▶

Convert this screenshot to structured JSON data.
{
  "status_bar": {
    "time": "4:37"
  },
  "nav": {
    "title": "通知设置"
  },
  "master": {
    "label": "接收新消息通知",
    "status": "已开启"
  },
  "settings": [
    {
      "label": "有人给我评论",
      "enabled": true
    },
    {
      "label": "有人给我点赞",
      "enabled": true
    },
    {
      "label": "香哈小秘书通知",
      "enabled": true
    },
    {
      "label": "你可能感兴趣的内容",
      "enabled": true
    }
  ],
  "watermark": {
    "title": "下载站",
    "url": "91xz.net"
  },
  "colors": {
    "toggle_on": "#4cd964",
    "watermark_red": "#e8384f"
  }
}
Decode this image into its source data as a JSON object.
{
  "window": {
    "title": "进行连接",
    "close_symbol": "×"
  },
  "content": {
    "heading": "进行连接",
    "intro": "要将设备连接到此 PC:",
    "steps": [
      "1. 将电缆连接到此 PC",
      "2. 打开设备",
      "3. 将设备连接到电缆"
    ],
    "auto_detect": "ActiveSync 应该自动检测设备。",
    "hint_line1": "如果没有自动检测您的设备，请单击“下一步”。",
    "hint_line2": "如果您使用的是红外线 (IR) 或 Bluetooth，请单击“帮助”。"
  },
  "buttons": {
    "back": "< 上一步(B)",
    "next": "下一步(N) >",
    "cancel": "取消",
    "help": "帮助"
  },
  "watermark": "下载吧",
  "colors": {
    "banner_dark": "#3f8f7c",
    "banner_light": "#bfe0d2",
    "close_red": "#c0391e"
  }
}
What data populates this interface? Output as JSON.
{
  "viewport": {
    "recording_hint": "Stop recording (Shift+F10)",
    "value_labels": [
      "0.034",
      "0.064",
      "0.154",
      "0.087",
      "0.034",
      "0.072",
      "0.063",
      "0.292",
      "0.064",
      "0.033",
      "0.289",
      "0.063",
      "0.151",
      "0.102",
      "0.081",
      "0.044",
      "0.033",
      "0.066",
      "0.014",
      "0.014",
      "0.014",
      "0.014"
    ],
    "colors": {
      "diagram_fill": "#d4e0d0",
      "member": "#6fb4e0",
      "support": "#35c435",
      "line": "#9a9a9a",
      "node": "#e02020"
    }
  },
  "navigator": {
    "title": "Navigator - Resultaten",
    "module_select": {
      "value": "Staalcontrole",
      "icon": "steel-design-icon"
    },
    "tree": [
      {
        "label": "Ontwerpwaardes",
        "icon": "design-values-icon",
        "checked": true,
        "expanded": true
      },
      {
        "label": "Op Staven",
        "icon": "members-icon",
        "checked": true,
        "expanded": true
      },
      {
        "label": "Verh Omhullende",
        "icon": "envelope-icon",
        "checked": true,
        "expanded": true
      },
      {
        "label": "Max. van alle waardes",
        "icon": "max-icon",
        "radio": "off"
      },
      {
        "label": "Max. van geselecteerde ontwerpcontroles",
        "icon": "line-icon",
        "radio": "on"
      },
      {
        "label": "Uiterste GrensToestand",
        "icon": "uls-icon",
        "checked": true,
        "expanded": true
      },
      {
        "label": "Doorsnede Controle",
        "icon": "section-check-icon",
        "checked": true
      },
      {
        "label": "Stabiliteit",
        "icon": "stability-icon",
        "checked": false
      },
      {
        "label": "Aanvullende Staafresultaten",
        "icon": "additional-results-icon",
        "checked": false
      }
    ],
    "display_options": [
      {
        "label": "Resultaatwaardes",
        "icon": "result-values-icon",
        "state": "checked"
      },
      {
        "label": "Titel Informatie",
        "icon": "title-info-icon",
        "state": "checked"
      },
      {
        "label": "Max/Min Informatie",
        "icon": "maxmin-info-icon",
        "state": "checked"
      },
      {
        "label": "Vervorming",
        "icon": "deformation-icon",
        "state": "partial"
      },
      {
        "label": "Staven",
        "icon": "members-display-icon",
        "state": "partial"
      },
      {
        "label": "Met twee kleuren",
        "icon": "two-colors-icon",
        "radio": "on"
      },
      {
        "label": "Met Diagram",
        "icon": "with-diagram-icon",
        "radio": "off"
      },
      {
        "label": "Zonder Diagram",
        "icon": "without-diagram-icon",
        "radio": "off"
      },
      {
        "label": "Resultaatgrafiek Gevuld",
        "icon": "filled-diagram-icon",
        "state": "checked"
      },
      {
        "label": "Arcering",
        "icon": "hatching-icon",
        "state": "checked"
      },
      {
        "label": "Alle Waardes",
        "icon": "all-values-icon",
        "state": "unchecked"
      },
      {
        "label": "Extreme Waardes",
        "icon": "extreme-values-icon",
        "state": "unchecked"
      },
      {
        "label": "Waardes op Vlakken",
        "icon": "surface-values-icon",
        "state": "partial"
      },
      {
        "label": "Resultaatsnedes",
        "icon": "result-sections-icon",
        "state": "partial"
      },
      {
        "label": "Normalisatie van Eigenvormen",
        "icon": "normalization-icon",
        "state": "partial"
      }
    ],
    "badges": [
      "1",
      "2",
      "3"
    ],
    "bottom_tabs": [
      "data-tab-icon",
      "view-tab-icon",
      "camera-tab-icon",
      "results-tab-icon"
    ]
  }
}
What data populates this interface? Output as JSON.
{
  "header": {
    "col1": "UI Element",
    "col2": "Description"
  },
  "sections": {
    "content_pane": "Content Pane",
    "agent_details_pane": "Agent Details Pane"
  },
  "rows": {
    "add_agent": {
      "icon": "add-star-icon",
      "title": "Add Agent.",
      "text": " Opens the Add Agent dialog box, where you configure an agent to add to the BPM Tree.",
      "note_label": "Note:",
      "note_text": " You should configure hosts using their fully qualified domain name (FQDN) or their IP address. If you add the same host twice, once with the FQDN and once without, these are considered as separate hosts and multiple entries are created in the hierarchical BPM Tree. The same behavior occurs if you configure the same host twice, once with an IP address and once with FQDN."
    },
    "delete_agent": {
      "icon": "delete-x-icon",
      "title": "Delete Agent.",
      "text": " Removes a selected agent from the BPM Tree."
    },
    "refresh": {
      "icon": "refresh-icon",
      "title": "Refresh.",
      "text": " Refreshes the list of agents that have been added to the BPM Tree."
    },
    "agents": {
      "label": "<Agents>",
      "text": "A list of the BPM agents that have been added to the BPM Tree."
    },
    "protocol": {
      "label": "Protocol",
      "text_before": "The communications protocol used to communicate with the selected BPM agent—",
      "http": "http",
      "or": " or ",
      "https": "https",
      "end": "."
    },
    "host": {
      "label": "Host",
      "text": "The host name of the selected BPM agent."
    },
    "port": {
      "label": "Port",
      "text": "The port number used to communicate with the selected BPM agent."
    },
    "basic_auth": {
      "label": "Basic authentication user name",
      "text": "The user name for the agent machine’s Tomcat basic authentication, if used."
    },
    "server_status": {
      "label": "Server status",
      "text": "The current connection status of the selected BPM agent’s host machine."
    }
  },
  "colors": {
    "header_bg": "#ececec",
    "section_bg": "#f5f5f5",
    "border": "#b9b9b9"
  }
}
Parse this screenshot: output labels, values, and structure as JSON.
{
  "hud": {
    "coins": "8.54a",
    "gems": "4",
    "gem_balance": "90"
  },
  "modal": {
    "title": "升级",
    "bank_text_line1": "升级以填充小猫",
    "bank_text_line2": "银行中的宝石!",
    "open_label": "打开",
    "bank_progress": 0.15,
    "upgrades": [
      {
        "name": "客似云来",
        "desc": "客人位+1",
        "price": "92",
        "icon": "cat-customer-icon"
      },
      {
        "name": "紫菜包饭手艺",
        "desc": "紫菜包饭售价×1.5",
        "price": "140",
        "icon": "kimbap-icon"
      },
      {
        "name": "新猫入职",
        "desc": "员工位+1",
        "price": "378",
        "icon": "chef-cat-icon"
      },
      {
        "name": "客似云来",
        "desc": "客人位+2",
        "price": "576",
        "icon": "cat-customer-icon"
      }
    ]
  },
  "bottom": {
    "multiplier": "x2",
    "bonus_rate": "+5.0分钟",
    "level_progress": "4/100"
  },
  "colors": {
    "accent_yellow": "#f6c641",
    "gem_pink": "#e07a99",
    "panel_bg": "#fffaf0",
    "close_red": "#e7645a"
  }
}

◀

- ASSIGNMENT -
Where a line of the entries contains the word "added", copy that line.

- WRITTEN RESPONSE -
      "text": " Refreshes the list of agents that have been added to the BPM Tree."
      "text": "A list of the BPM agents that have been added to the BPM Tree."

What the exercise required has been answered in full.